There is growing interest from Italy — we recently launched the Italy-African initiative to intensify ties and facilitate economic integration between the Italian economy and African economies.

I’m very interested in the process of integration in East Africa – it is a fascinating experiment. What we know in Europe about integration is that it is a powerful driver of growth and it is taking place within economies that are already doing very well.  My expectation is that with further integration this boost will continue. This will also be instrumental in facilitating integration of the African economy into the global economy.  It is important that this is about trade and investment as well as monetary integration.

What specific sectors are Italian companies targeting in East Africa?

Italian companies are looking for opportunities for investment and market expansion. They are also flexible enough to integrate in the economies of East Africa, which are not only integrating but also transforming themselves. Italian companies have diverse expertise including investment tools, machinery and high value added goods. They can make the best of dynamic expansionary situations because of their specific comparative advantage — they are keen on doing this.

Dynamic Italian companies are, for instance, specialised in machine tools so any process of industrial transformation would benefit from intermediate and capital goods coming in from those companies. But they are also capable of transferring management and production technology based on ICT that can be applied to African companies.

Let me add that Italian companies also have a comparative advantage in energy sources, especially renewable energy, which could be of interest.
One thing that can help this process would be to know more about the characteristics of the integration process and to learn more about this part of the world.

Currently, the EAC is in the advanced stages of launching a monetary union. What lessons can these countries draw from the Eurozone crisis?

There are a number of lessons – one is that having a good integration of the real side of the economy in terms of labour markets, business environment so that companies can easily reallocate resources, will make the monetary union much stronger.

What makes monetary union difficult to manage is rigidities in labour markets and lack of competition on one hand and difficulties in reconciling monetary stability with fiscal equilibrium on the other hand.

It is also important to design macroeconomic rules and institutions in a way that allows convergence in a gradual but precise way. If the target is to form a monetary union, then ensure fiscal sustainability and growth at the same time.

One of the problems that the European economies are facing right now is that there is lack of growth, making the functioning of the Eurozone particularly difficult.
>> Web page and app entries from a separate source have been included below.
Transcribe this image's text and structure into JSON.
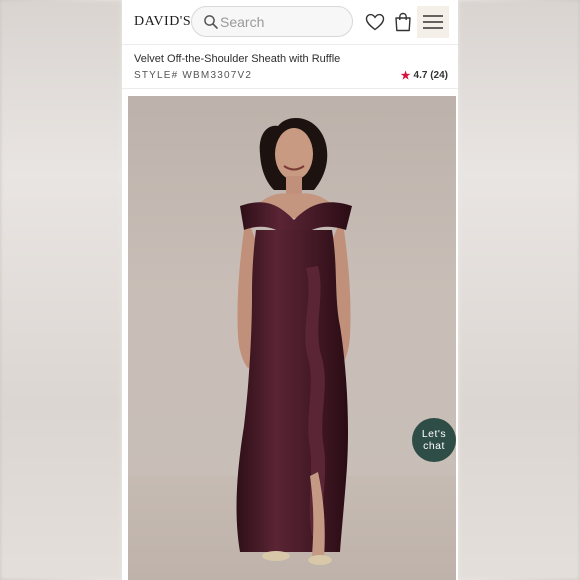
{
  "header": {
    "logo": "DAVID'S",
    "search_placeholder": "Search"
  },
  "product": {
    "title": "Velvet Off-the-Shoulder Sheath with Ruffle",
    "style": "STYLE# WBM3307V2",
    "rating": "4.7 (24)"
  },
  "chat": {
    "line1": "Let's",
    "line2": "chat"
  },
  "colors": {
    "accent_star": "#d4133c",
    "chat_bg": "#2f4d47",
    "menu_bg": "#f4efe9",
    "dress": "#4a1c2a"
  },
  "icons": [
    "search-icon",
    "heart-icon",
    "bag-icon",
    "menu-icon",
    "star-icon"
  ]
}
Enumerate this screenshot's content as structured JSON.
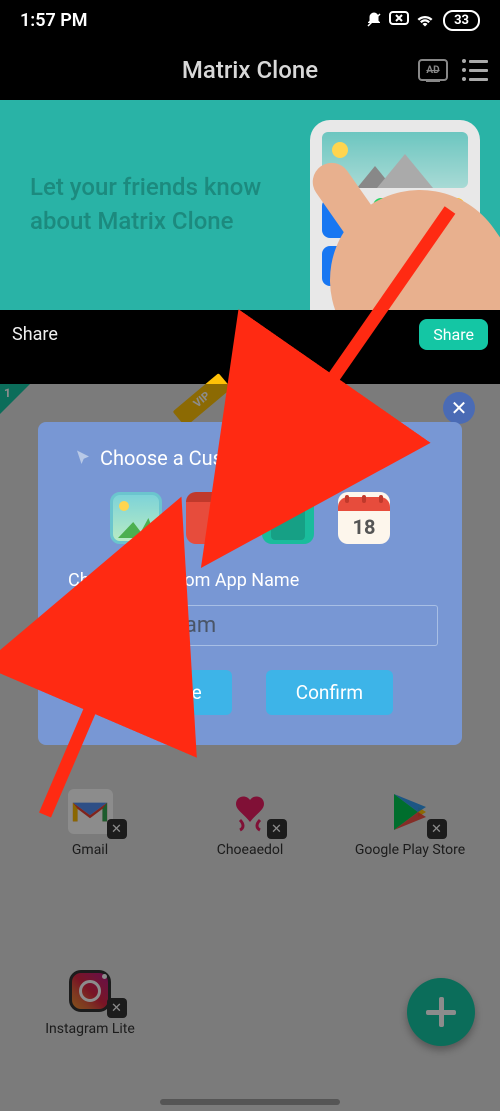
{
  "status": {
    "time": "1:57 PM",
    "battery": "33"
  },
  "header": {
    "title": "Matrix Clone"
  },
  "banner": {
    "text": "Let your friends know about Matrix Clone"
  },
  "share_bar": {
    "label": "Share",
    "button": "Share"
  },
  "grid_corner_tag": "1",
  "vip_label": "VIP",
  "apps": [
    {
      "label": "Gmail"
    },
    {
      "label": "Choeaedol"
    },
    {
      "label": "Google Play Store"
    },
    {
      "label": "Instagram Lite"
    }
  ],
  "modal": {
    "title": "Choose a Custom Icon",
    "subtitle": "Choose a Custom App Name",
    "input_value": "NewInstagram",
    "calendar_day": "18",
    "restore": "Restore",
    "confirm": "Confirm"
  }
}
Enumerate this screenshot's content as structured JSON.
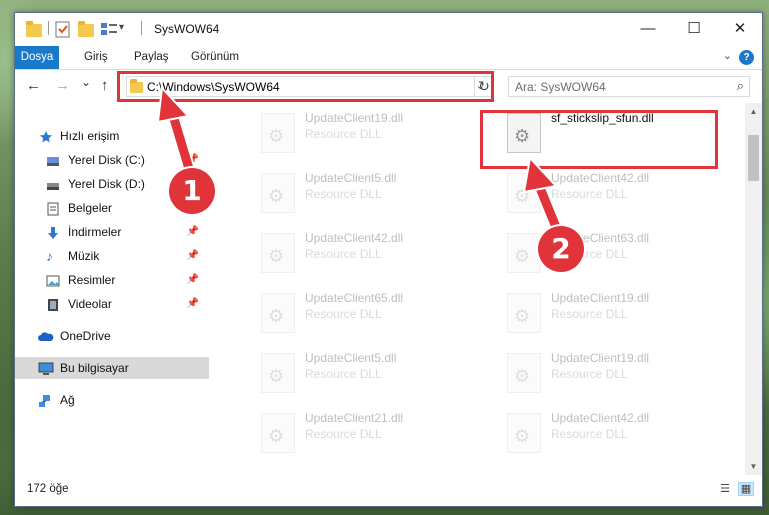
{
  "window": {
    "title": "SysWOW64",
    "controls": {
      "minimize": "—",
      "maximize": "☐",
      "close": "✕"
    }
  },
  "ribbon": {
    "tabs": [
      "Dosya",
      "Giriş",
      "Paylaş",
      "Görünüm"
    ],
    "help": "?"
  },
  "nav": {
    "back": "←",
    "forward": "→",
    "recent": "⌄",
    "up": "↑"
  },
  "address": {
    "path": "C:\\Windows\\SysWOW64",
    "dropdown": "⌄",
    "refresh": "↻"
  },
  "search": {
    "placeholder": "Ara: SysWOW64",
    "icon": "⌕"
  },
  "navpane": {
    "items": [
      {
        "label": "Hızlı erişim",
        "icon": "star-icon",
        "pinned": false
      },
      {
        "label": "Yerel Disk (C:)",
        "icon": "drive-icon",
        "pinned": true
      },
      {
        "label": "Yerel Disk (D:)",
        "icon": "drive-icon",
        "pinned": true
      },
      {
        "label": "Belgeler",
        "icon": "documents-icon",
        "pinned": true
      },
      {
        "label": "İndirmeler",
        "icon": "download-icon",
        "pinned": true
      },
      {
        "label": "Müzik",
        "icon": "music-icon",
        "pinned": true
      },
      {
        "label": "Resimler",
        "icon": "pictures-icon",
        "pinned": true
      },
      {
        "label": "Videolar",
        "icon": "videos-icon",
        "pinned": true
      },
      {
        "label": "OneDrive",
        "icon": "cloud-icon",
        "pinned": false
      },
      {
        "label": "Bu bilgisayar",
        "icon": "computer-icon",
        "pinned": false
      },
      {
        "label": "Ağ",
        "icon": "network-icon",
        "pinned": false
      }
    ]
  },
  "files": [
    {
      "name": "UpdateClient19.dll",
      "type": "Resource DLL",
      "faded": true
    },
    {
      "name": "sf_stickslip_sfun.dll",
      "type": "",
      "faded": false
    },
    {
      "name": "UpdateClient5.dll",
      "type": "Resource DLL",
      "faded": true
    },
    {
      "name": "UpdateClient42.dll",
      "type": "Resource DLL",
      "faded": true
    },
    {
      "name": "UpdateClient42.dll",
      "type": "Resource DLL",
      "faded": true
    },
    {
      "name": "UpdateClient63.dll",
      "type": "Resource DLL",
      "faded": true
    },
    {
      "name": "UpdateClient65.dll",
      "type": "Resource DLL",
      "faded": true
    },
    {
      "name": "UpdateClient19.dll",
      "type": "Resource DLL",
      "faded": true
    },
    {
      "name": "UpdateClient5.dll",
      "type": "Resource DLL",
      "faded": true
    },
    {
      "name": "UpdateClient19.dll",
      "type": "Resource DLL",
      "faded": true
    },
    {
      "name": "UpdateClient21.dll",
      "type": "Resource DLL",
      "faded": true
    },
    {
      "name": "UpdateClient42.dll",
      "type": "Resource DLL",
      "faded": true
    }
  ],
  "status": {
    "count": "172 öğe"
  },
  "annotations": {
    "step1": "1",
    "step2": "2",
    "color": "#e0343a"
  }
}
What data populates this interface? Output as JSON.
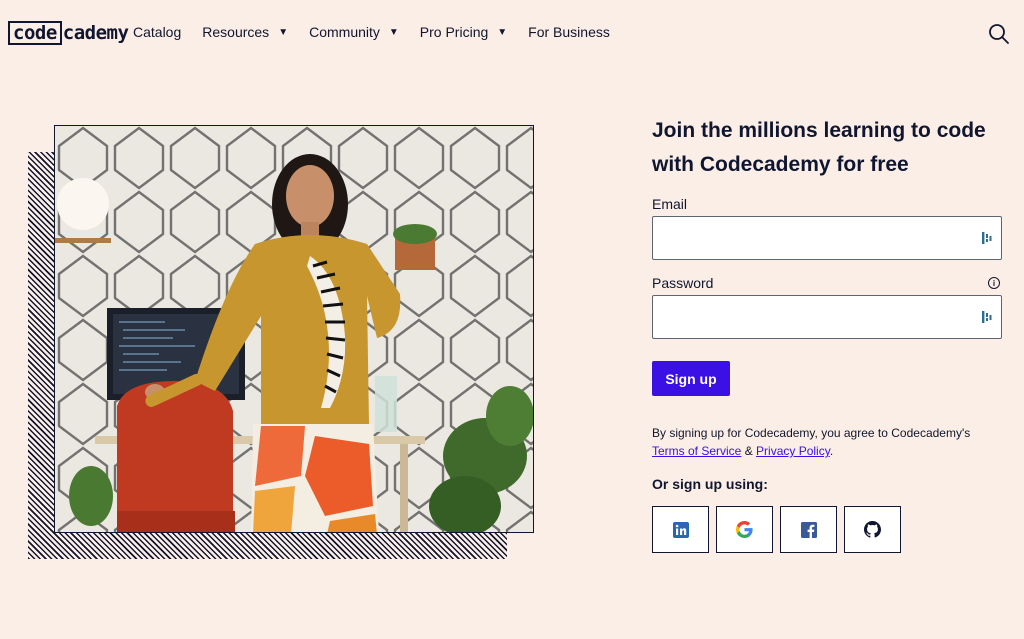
{
  "nav": {
    "logo_box": "code",
    "logo_rest": "cademy",
    "items": [
      {
        "label": "Catalog",
        "has_caret": false
      },
      {
        "label": "Resources",
        "has_caret": true
      },
      {
        "label": "Community",
        "has_caret": true
      },
      {
        "label": "Pro Pricing",
        "has_caret": true
      },
      {
        "label": "For Business",
        "has_caret": false
      }
    ],
    "caret": "▼",
    "search_icon": "search-icon"
  },
  "hero": {
    "image": "photo-woman-yellow-sweater"
  },
  "form": {
    "headline_line1": "Join the millions learning to code",
    "headline_line2": "with Codecademy for free",
    "email_label": "Email",
    "email_value": "",
    "password_label": "Password",
    "password_value": "",
    "info_glyph": "i",
    "signup_label": "Sign up",
    "terms_prefix": "By signing up for Codecademy, you agree to Codecademy's",
    "terms_link": "Terms of Service",
    "terms_amp": " & ",
    "privacy_link": "Privacy Policy",
    "terms_suffix": ".",
    "or_label": "Or sign up using:",
    "social": [
      "linkedin-icon",
      "google-icon",
      "facebook-icon",
      "github-icon"
    ]
  },
  "colors": {
    "background": "#fbeee6",
    "navy": "#10162f",
    "accent": "#3a10e5",
    "sweater": "#c8962e"
  }
}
Africa is increasingly developing a number of ground breaking partnerships with the rest of the world, with China taking the lead. How do you view this development?

This is a very important opportunity provided that the playing field on which this competition takes place remains level and transparent. Otherwise, there may be risks of becoming captive of some national policies that may in the long run not be so positive for the country.

For instance, in some cases, countries may offer resources without looking at the environment in which those resources are invested.

It is important to establish ties with other economies. It is equally important that while integration proceeds, alternatives are kept open.  Integration should be global and not just bilateral to avoid being captive of certain countries with a lot of resources.

What are the prospects the region?

I’m convinced that Africa has a bright future — most of the African countries are on the right path and I hope this can be achieved with increasing integration plus stability from a political and social point of view.

– The EastAfrican